"The rule laid down in Joyce on Insurance applicable to this state of facts is as follows:
`If a policy of insurance provides that notice and proof of loss are to be furnished within a certain time after loss has occurred, but does not impose a forfeiture for failure to furnish them within the time prescribed, and does impose forfeiture for a failure to comply with other provisions of the contract, the insured may, it is held, maintain an action, though he does not furnish proofs within the time designated, provided he does furnish them at some time prior to commencing the action upon the policy. And this has been held to be true even though the policy provide that no action can be maintained until after a full compliance with all the requirements thereof.'
We regard this as a sound statement of the law, and adopt it." 112 Tenn. 167, 79 S.W. 122.
Finally, the fact that Chief Justice Green wrote the opinion for the Court in Johnson v. Scottish Union in December, 1929, and then wrote the opinion in King's Inc. v. Maryland Casualty Co. in December, 1935, would appear to be conclusive of the proposition that Johnson v. Scottish Union established no rule of law with respect to notice at variance with or contradictory of that applied in King's Inc. and, we find nothing in Prudential Ins. Co. of America v. Falls, supra, requiring a different result.
In any event, as an intermediate appellate court we are bound by the opinion in King's Inc. since it has not been overruled, and cannot be distinguished from the present case, and so we overrule the assignment of error on this point.
Appellee's assignment of error on non-allowance of the statutory penalty is overruled. This matter addresses itself primarily and largely to the discretion and good judgment of the Chancellor, and, while we retain the right to correct his action in regard thereto, (and on occasion have the duty to do so) we do not have such a case here.
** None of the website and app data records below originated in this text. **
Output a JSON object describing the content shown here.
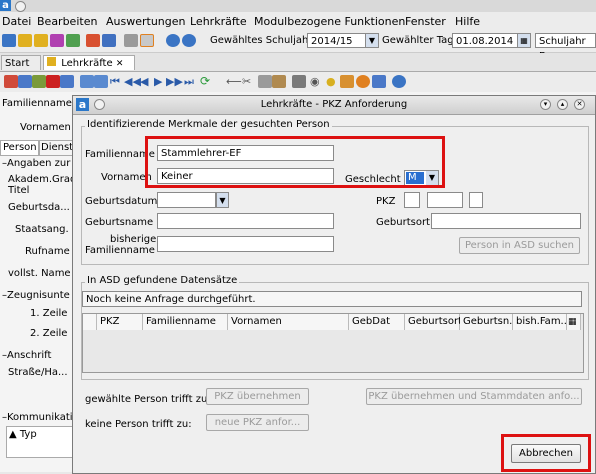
{
  "app": {
    "logo_letter": "a"
  },
  "menu": [
    "Datei",
    "Bearbeiten",
    "Auswertungen",
    "Lehrkräfte",
    "Modulbezogene Funktionen",
    "Fenster",
    "Hilfe"
  ],
  "toolbar": {
    "schuljahr_label": "Gewähltes Schuljahr",
    "schuljahr_value": "2014/15",
    "tag_label": "Gewählter Tag",
    "tag_value": "01.08.2014",
    "schuljahr_be_value": "Schuljahr Be"
  },
  "tabs": [
    {
      "label": "Start",
      "close": "✕"
    },
    {
      "label": "Lehrkräfte",
      "close": "✕"
    }
  ],
  "background_form": {
    "familienname": "Familienname",
    "vornamen": "Vornamen",
    "subtab_person": "Person",
    "subtab_dienst": "Dienst",
    "angaben": "Angaben zur",
    "akadem": "Akadem.Grad",
    "titel": "Titel",
    "geburtsdatum": "Geburtsda...",
    "staatsang": "Staatsang.",
    "rufname": "Rufname",
    "vollst_name": "vollst. Name",
    "zeugnis": "Zeugnisunte",
    "zeile1": "1. Zeile",
    "zeile2": "2. Zeile",
    "anschrift": "Anschrift",
    "strasse": "Straße/Ha...",
    "kommunikation": "Kommunikati",
    "typ": "Typ"
  },
  "dialog": {
    "title": "Lehrkräfte - PKZ Anforderung",
    "group1_title": "Identifizierende Merkmale der gesuchten Person",
    "familienname_label": "Familienname",
    "familienname_value": "Stammlehrer-EF",
    "vornamen_label": "Vornamen",
    "vornamen_value": "Keiner",
    "geschlecht_label": "Geschlecht",
    "geschlecht_value": "M",
    "geburtsdatum_label": "Geburtsdatum",
    "pkz_label": "PKZ",
    "geburtsname_label": "Geburtsname",
    "geburtsort_label": "Geburtsort",
    "bisheriger_label_1": "bisheriger",
    "bisheriger_label_2": "Familienname",
    "search_button": "Person in ASD suchen",
    "group2_title": "In ASD gefundene Datensätze",
    "status_text": "Noch keine Anfrage durchgeführt.",
    "columns": [
      "PKZ",
      "Familienname",
      "Vornamen",
      "GebDat",
      "Geburtsort",
      "Geburtsn...",
      "bish.Fam..."
    ],
    "trifft_zu_label": "gewählte Person trifft zu:",
    "pkz_uebernehmen": "PKZ übernehmen",
    "pkz_stamm_uebernehmen": "PKZ übernehmen und Stammdaten anfo...",
    "trifft_nicht_label": "keine Person trifft zu:",
    "neue_pkz": "neue PKZ anfor...",
    "abbrechen": "Abbrechen"
  },
  "colors": {
    "highlight": "#dd1111",
    "accent": "#2a77c9"
  }
}
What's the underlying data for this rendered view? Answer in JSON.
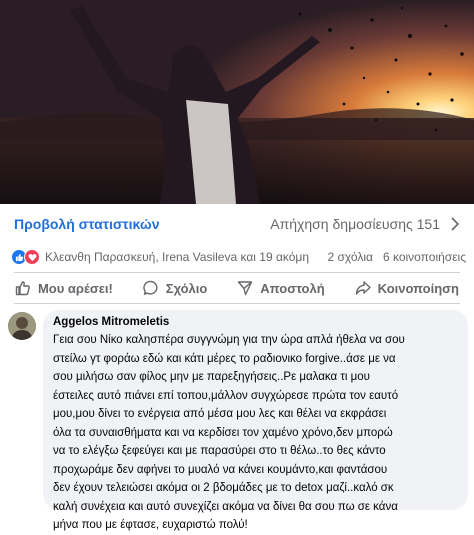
{
  "post": {
    "image_alt_icon": "photo-woman-sunset",
    "stats_link": "Προβολή στατιστικών",
    "reach_label": "Απήχηση δημοσίευσης 151",
    "reactions": {
      "icons": [
        "like-icon",
        "love-icon"
      ],
      "names": "Κλεανθη Παρασκευή, Irena Vasileva και 19 ακόμη",
      "comments": "2 σχόλια",
      "shares": "6 κοινοποιήσεις"
    },
    "actions": {
      "like": "Μου αρέσει!",
      "comment": "Σχόλιο",
      "send": "Αποστολή",
      "share": "Κοινοποίηση"
    }
  },
  "comment": {
    "author": "Aggelos Mitromeletis",
    "text": "Γεια σου Νίκο καλησπέρα συγγνώμη για την ώρα απλά ήθελα να σου\nστείλω γτ φοράω εδώ και κάτι μέρες το ραδιονικο forgive..άσε με να\nσου μιλήσω σαν φίλος μην με παρεξηγήσεις..Ρε μαλακα τι μου\nέστειλες αυτό πιάνει επί τοπου,μάλλον συγχώρεσε πρώτα τον εαυτό\nμου,μου δίνει το ενέργεια από μέσα μου λες και θέλει να εκφράσει\nόλα τα συναισθήματα και να κερδίσει τον χαμένο χρόνο,δεν μπορώ\nνα το ελέγξω ξεφεύγει και με παρασύρει στο τι θέλω..το θες κάντο\nπροχωράμε δεν αφήνει το μυαλό να κάνει κουμάντο,και φαντάσου\nδεν έχουν τελειώσει ακόμα οι 2 βδομάδες με το detox μαζί..καλό σκ\nκαλή συνέχεια και αυτό συνεχίζει ακόμα να δίνει θα σου πω σε κάνα\nμήνα που με έφτασε, ευχαριστώ πολύ!"
  },
  "colors": {
    "link_blue": "#216fdb",
    "secondary_text": "#65676b",
    "bubble_bg": "#f0f2f5",
    "like_blue": "#1877f2",
    "love_red": "#f33e58"
  }
}
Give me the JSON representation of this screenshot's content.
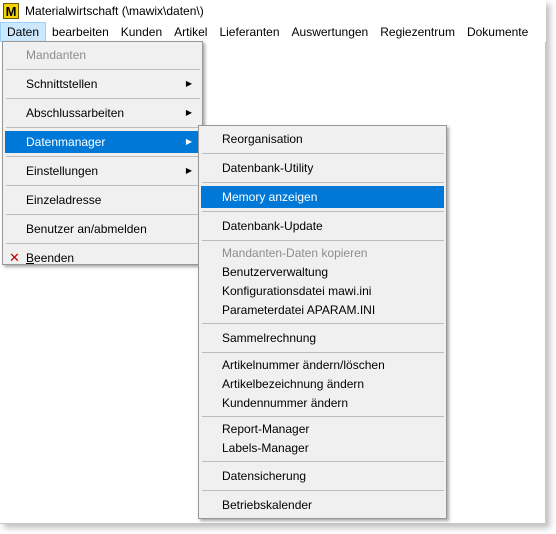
{
  "window": {
    "title": "Materialwirtschaft (\\mawix\\daten\\)",
    "icon_letter": "M"
  },
  "menubar": [
    {
      "label": "Daten",
      "active": true
    },
    {
      "label": "bearbeiten"
    },
    {
      "label": "Kunden"
    },
    {
      "label": "Artikel"
    },
    {
      "label": "Lieferanten"
    },
    {
      "label": "Auswertungen"
    },
    {
      "label": "Regiezentrum"
    },
    {
      "label": "Dokumente"
    }
  ],
  "daten_menu": {
    "mandanten": "Mandanten",
    "schnittstellen": "Schnittstellen",
    "abschlussarbeiten": "Abschlussarbeiten",
    "datenmanager": "Datenmanager",
    "einstellungen": "Einstellungen",
    "einzeladresse": "Einzeladresse",
    "benutzer": "Benutzer an/abmelden",
    "beenden_first": "B",
    "beenden_rest": "eenden"
  },
  "datenmanager_menu": {
    "reorganisation": "Reorganisation",
    "datenbank_utility": "Datenbank-Utility",
    "memory_anzeigen": "Memory anzeigen",
    "datenbank_update": "Datenbank-Update",
    "mandanten_daten_kopieren": "Mandanten-Daten kopieren",
    "benutzerverwaltung": "Benutzerverwaltung",
    "konfigurationsdatei": "Konfigurationsdatei mawi.ini",
    "parameterdatei": "Parameterdatei APARAM.INI",
    "sammelrechnung": "Sammelrechnung",
    "artikelnummer_aendern": "Artikelnummer ändern/löschen",
    "artikelbezeichnung_aendern": "Artikelbezeichnung ändern",
    "kundennummer_aendern": "Kundennummer ändern",
    "report_manager": "Report-Manager",
    "labels_manager": "Labels-Manager",
    "datensicherung": "Datensicherung",
    "betriebskalender": "Betriebskalender"
  },
  "colors": {
    "menu_bg": "#f0f0f0",
    "highlight": "#0078d7",
    "menubar_active": "#cce8ff",
    "disabled_text": "#8d8d8d",
    "exit_icon": "#c00000"
  },
  "icons": {
    "submenu_arrow": "triangle-right-icon",
    "exit": "x-icon"
  }
}
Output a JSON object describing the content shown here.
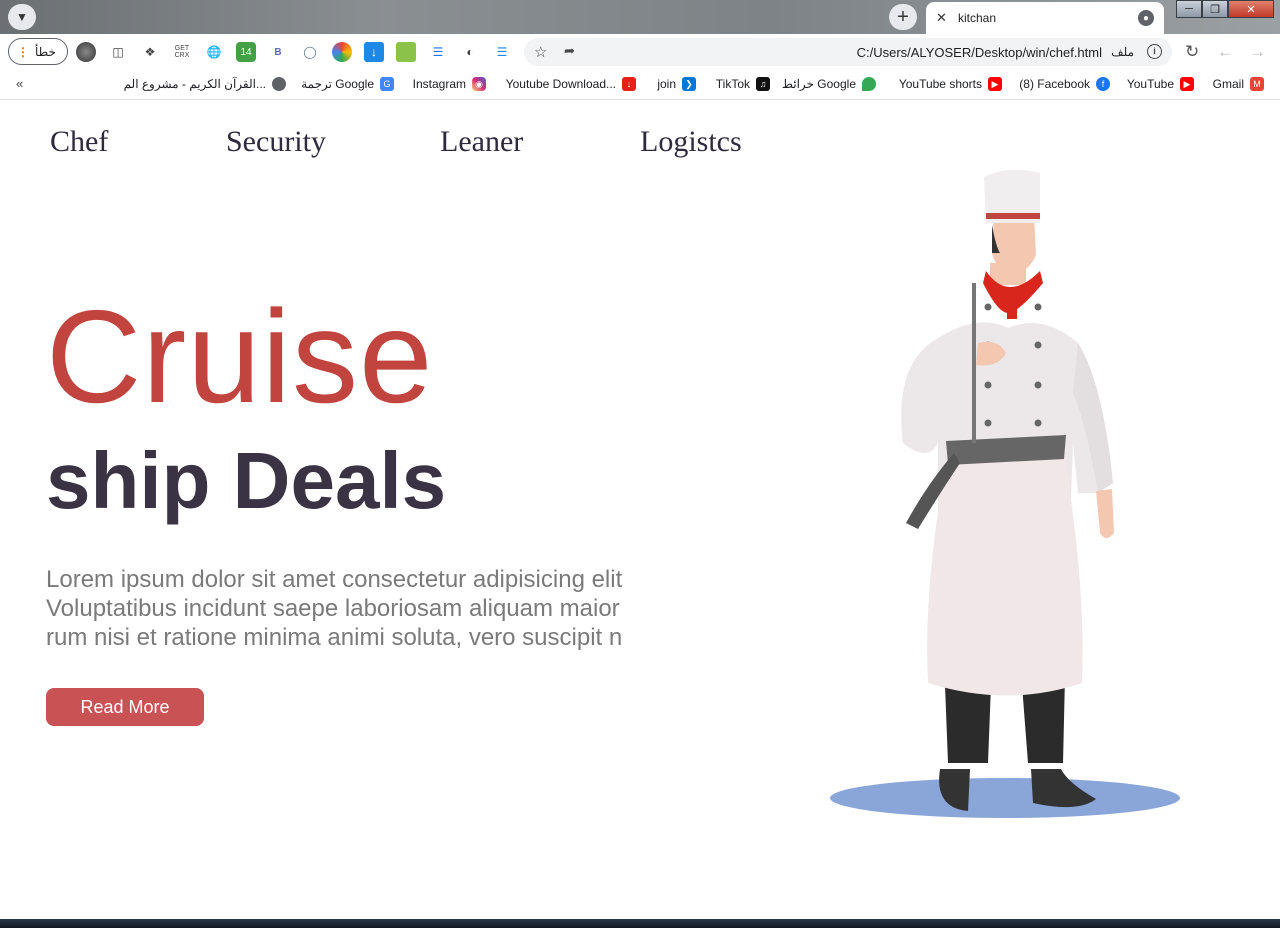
{
  "browser": {
    "tab_title": "kitchan",
    "profile_label": "خطأ",
    "url": "C:/Users/ALYOSER/Desktop/win/chef.html",
    "url_scheme_label": "ملف",
    "extensions": [
      "GET CRX",
      "14",
      "B"
    ],
    "bookmarks": [
      {
        "label": "Gmail",
        "icon": "gmail-icon",
        "color": "#ea4335"
      },
      {
        "label": "YouTube",
        "icon": "youtube-icon",
        "color": "#ff0000"
      },
      {
        "label": "(8) Facebook",
        "icon": "facebook-icon",
        "color": "#1877f2"
      },
      {
        "label": "YouTube shorts",
        "icon": "youtube-icon",
        "color": "#ff0000"
      },
      {
        "label": "خرائط Google",
        "icon": "maps-icon",
        "color": "#34a853"
      },
      {
        "label": "TikTok",
        "icon": "tiktok-icon",
        "color": "#000000"
      },
      {
        "label": "join",
        "icon": "vscode-icon",
        "color": "#0078d4"
      },
      {
        "label": "Youtube Download...",
        "icon": "download-icon",
        "color": "#e62117"
      },
      {
        "label": "Instagram",
        "icon": "instagram-icon",
        "color": "#d6249f"
      },
      {
        "label": "ترجمة Google",
        "icon": "translate-icon",
        "color": "#4285f4"
      },
      {
        "label": "القرآن الكريم - مشروع الم...",
        "icon": "globe-icon",
        "color": "#5f6368"
      }
    ]
  },
  "site": {
    "nav": [
      "Chef",
      "Security",
      "Leaner",
      "Logistcs"
    ],
    "hero_title": "Cruise",
    "hero_subtitle": "ship Deals",
    "hero_text": [
      "Lorem ipsum dolor sit amet consectetur adipisicing elit",
      "Voluptatibus incidunt saepe laboriosam aliquam maior",
      "rum nisi et ratione minima animi soluta, vero suscipit n"
    ],
    "cta_label": "Read More",
    "colors": {
      "accent": "#c2443e",
      "button": "#c85254",
      "heading": "#3a3344",
      "body_text": "#7a7a7a",
      "shadow": "#8aa6d8"
    }
  }
}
Bearing in mind the apparent dispersion of actual authority to act in the interest of the Association, and the extent to which this had been delegated to Maxwell Earl Allen, we cannot say the officers of the corporation acted in bad faith when, as is evident, acting on advice of counsel this suit was brought.
It results, the Chancellor's decree is affirmed.
SHRIVER and PURYEAR, JJ., concurring.